The 2200 mAh battery seems up to the demand of a large screen and 802.11g WiFi. Over a week of heavy use, Tanker Bob found the battery life to be in the vicinity of 7 hours of actual usage time or slightly more depending on the usage pattern. That's acceptable for all but the longest over-ocean flights. Mugen Power makes a replacement 2400 mAh and huge 4400 mAh extended battery for the 210 already, although the 2400 mAh one wasn't available as of this writing. The battery cover can be challenging to remove. You have to press on the top seem while sliding it down to release the catch.
The 802.11g WiFi worked like a charm. The difference over 802.11b is easily discernible over the local network. Thanks to the extra RAM and the 4” screen, browsing the Internet actually works pretty well. Pocket Internet Explorer continues to improve, but has a ways to go. The eventual release of a Firefox Mobile may finally bring some welcome relief for road warriors.
Overall operating speed is pretty good. Having most applications installed in the faster Storage Memory rather than on cards has the largest effect on program loading. The 624 MHz CPU certainly keeps thing moving along as well. It easily puts my Blackberry to shame and generally feels the same to slightly faster than the Dell X50v.
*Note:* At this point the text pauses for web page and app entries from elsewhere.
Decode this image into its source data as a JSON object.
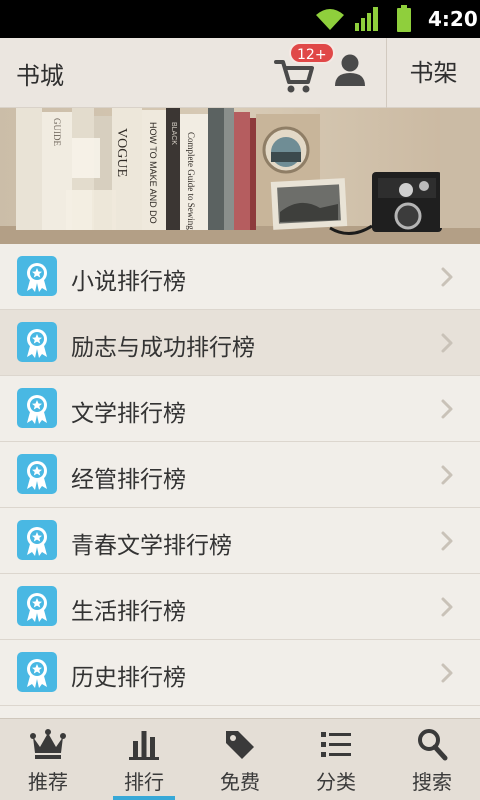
{
  "status_bar": {
    "time": "4:20",
    "icons": [
      "wifi-icon",
      "signal-icon",
      "battery-icon"
    ]
  },
  "header": {
    "title": "书城",
    "cart_badge": "12+",
    "shelf_label": "书架",
    "icons": [
      "cart-icon",
      "user-icon"
    ]
  },
  "banner": {
    "page_count": 5,
    "active_page": 3,
    "spine_texts": [
      "VOGUE",
      "HOW TO MAKE AND DO",
      "Complete Guide to Sewing",
      "GUIDE",
      "BLACK"
    ]
  },
  "rankings": {
    "items": [
      {
        "label": "小说排行榜",
        "highlighted": false
      },
      {
        "label": "励志与成功排行榜",
        "highlighted": true
      },
      {
        "label": "文学排行榜",
        "highlighted": false
      },
      {
        "label": "经管排行榜",
        "highlighted": false
      },
      {
        "label": "青春文学排行榜",
        "highlighted": false
      },
      {
        "label": "生活排行榜",
        "highlighted": false
      },
      {
        "label": "历史排行榜",
        "highlighted": false
      }
    ]
  },
  "bottom_nav": {
    "items": [
      {
        "label": "推荐",
        "icon": "crown-icon",
        "active": false
      },
      {
        "label": "排行",
        "icon": "bar-chart-icon",
        "active": true
      },
      {
        "label": "免费",
        "icon": "tag-icon",
        "active": false
      },
      {
        "label": "分类",
        "icon": "list-icon",
        "active": false
      },
      {
        "label": "搜索",
        "icon": "search-icon",
        "active": false
      }
    ]
  },
  "colors": {
    "accent": "#37a8d7",
    "badge": "#e04848",
    "background": "#f1eee9",
    "highlight_row": "#e7e1d9"
  }
}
The iPAQ seems geared towards one-handed operation. One of the buttons brings up the Start menu. Another executes the OK or X to close or move an app to the background. Depending on the software you use, many common operations may not require the stylus. All this seems well thought out.
The voice recorder button is flush on the left side. The button design makes it difficult to activate by accident but easy to do on purpose. I rarely use the recording capability, so I mapped it to the HP WiFi screen. Now I can bring up the WiFi without the stylus. Nice.
Speaking of the stylus, it is a metal design and pretty comfortable. It fits securely down the right side of the iPAQ. The power button on the top front face has a positive feel. Oddly, the 210 takes about 2 seconds to activate after pressing the button, but goes off instantly. Every other device I've had came on instantly as well. I wonder what's up with that?
Stability has been outstanding. I loaded everything but the kitchen sink on the 210, and it took it all in stride. With 9 custom tabs loaded under PocketBreeze 5.4, plus iLauncher 3.1 on the Today screen, I still have over 70MB of RAM remaining and the iPAQ remains very responsive. The only current issue apparently results from the nightly run of Sprite Backup 6. After stopping all processes, running the backup, then suspending the device, somehow the soft key background color consistently becomes corrupted. This usually takes several soft resets to recover. I'm still working on the issue. To date, though, I have not encountered any lockups or unexpected resets. Very nice.